WHAT TO WORK ON —
Return every line from the listing where the word "icon" occurs.
[[ DATA UNDER STUDY open ]]
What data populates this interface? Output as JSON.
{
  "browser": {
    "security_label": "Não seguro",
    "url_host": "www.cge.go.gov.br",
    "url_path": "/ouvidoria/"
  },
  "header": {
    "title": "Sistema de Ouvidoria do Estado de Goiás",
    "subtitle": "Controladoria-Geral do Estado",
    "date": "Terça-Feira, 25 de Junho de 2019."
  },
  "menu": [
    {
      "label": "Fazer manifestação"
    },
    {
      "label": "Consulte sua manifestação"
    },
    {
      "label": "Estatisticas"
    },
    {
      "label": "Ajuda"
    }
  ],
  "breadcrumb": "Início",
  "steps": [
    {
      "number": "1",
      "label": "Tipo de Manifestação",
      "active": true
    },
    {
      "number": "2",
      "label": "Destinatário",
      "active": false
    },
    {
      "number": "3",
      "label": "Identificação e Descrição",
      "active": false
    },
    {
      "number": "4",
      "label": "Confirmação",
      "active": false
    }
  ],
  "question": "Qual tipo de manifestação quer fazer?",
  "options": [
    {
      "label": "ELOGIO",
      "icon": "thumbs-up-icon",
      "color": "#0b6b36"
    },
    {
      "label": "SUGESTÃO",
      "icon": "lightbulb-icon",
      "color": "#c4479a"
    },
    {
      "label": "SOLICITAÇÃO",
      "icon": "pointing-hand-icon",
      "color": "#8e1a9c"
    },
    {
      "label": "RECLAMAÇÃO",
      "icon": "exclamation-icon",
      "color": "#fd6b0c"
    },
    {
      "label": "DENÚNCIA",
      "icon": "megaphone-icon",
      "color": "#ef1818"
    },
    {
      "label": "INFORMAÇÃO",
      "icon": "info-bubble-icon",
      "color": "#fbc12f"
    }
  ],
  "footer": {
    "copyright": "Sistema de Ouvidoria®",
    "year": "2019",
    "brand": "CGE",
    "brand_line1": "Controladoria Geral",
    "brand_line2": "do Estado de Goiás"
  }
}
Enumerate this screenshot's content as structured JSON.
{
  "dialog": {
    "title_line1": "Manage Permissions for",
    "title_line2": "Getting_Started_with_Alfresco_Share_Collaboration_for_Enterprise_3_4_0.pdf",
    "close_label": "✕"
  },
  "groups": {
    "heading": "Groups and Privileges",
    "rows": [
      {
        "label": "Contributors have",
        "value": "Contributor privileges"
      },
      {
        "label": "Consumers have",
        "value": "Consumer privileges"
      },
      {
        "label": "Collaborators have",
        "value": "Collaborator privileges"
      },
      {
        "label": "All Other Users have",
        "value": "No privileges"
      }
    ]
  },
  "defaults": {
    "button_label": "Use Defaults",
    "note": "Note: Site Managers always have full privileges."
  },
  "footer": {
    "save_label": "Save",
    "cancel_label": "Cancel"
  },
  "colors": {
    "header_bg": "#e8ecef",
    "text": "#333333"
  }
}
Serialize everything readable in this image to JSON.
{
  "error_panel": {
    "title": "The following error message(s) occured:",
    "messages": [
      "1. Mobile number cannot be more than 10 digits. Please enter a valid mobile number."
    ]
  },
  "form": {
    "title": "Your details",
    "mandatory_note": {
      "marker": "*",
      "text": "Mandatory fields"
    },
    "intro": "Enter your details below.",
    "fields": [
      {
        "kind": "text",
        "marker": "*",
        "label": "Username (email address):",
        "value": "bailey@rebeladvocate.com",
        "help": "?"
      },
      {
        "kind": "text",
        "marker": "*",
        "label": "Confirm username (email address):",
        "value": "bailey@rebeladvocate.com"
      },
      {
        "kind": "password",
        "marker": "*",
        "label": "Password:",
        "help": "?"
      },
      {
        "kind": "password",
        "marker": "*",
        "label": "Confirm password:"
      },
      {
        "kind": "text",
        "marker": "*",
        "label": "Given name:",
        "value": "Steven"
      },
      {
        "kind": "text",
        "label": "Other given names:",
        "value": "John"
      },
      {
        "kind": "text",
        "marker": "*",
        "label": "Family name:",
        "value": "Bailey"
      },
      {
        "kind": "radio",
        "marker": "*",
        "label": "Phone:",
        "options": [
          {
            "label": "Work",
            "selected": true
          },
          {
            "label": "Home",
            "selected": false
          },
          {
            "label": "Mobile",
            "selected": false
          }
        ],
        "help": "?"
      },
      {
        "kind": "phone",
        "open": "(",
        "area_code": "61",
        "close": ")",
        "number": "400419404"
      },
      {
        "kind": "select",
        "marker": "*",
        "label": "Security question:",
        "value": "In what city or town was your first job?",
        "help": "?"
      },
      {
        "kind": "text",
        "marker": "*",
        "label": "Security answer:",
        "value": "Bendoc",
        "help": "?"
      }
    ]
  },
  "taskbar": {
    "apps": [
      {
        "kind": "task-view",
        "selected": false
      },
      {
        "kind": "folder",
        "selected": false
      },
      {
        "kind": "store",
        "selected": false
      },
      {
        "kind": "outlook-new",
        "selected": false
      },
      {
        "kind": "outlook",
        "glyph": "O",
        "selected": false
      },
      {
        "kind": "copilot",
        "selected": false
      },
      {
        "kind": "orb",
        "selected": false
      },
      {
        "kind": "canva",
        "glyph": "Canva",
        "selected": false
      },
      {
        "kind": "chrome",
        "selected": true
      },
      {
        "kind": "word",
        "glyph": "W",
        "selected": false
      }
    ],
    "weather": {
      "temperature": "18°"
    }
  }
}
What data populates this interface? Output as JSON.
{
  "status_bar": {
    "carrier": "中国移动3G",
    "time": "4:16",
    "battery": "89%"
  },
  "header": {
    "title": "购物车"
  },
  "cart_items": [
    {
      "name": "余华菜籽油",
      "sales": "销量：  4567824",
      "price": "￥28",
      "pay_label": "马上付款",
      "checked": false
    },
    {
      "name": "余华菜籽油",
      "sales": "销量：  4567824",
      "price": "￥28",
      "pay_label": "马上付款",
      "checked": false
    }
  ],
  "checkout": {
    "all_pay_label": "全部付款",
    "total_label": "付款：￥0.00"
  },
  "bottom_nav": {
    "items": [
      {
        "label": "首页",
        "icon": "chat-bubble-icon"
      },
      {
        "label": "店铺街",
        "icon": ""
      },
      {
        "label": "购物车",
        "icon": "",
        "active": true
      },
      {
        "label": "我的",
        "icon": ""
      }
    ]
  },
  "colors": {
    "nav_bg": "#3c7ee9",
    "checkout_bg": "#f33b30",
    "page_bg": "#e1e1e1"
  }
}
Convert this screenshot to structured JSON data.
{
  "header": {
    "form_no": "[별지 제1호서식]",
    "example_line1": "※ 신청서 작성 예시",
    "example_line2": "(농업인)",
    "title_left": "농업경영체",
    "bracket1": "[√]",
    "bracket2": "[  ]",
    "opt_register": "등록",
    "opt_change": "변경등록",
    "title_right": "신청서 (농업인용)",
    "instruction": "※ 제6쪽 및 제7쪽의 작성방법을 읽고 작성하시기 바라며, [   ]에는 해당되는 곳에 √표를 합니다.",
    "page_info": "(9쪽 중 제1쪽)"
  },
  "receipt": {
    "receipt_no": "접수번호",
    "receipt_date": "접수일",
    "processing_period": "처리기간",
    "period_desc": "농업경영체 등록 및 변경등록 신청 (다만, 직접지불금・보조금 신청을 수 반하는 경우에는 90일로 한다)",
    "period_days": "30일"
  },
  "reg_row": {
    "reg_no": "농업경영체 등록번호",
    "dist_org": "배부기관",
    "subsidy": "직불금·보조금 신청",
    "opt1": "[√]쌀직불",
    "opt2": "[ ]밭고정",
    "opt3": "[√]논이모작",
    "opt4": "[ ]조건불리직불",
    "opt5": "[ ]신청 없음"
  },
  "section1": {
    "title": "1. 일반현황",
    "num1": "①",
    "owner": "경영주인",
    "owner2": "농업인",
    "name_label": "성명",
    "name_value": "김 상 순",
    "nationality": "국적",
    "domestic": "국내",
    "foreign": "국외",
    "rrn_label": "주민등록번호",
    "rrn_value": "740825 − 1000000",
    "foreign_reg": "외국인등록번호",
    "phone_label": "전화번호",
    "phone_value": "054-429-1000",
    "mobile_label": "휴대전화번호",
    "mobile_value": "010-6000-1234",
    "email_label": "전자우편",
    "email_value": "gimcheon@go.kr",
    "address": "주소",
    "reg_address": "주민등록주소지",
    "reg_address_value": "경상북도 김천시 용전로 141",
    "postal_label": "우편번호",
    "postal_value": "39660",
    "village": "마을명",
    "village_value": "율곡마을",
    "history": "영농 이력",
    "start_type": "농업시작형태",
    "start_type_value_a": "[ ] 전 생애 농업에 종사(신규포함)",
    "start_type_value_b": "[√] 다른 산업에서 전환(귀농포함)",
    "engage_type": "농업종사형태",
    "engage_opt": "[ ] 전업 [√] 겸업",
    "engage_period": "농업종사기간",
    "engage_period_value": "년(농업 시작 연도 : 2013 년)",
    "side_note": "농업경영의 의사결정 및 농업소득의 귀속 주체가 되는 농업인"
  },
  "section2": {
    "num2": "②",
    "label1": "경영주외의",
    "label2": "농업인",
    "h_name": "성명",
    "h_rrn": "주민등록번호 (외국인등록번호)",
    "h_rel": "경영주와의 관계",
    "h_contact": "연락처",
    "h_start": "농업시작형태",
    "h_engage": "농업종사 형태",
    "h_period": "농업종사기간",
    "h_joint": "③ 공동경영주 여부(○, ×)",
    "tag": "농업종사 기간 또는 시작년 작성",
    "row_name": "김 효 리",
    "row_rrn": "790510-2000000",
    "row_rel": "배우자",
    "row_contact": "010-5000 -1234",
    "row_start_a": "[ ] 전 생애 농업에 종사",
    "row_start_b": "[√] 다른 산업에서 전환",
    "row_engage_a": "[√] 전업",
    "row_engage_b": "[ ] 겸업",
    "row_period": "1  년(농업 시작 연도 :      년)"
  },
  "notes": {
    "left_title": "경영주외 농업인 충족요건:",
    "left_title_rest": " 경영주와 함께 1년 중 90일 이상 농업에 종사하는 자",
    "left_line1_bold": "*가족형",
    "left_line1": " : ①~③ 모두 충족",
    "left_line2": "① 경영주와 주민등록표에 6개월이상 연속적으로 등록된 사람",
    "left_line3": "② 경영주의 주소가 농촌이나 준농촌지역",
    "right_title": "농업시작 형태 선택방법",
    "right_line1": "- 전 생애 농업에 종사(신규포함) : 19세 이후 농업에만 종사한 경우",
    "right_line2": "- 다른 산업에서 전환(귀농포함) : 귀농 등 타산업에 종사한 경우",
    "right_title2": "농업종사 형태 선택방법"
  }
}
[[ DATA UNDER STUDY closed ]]
SOLVED EXERCISE —
      "icon": "thumbs-up-icon",
      "icon": "lightbulb-icon",
      "icon": "pointing-hand-icon",
      "icon": "exclamation-icon",
      "icon": "megaphone-icon",
      "icon": "info-bubble-icon",
        "icon": "chat-bubble-icon"
        "icon": ""
        "icon": "",
        "icon": ""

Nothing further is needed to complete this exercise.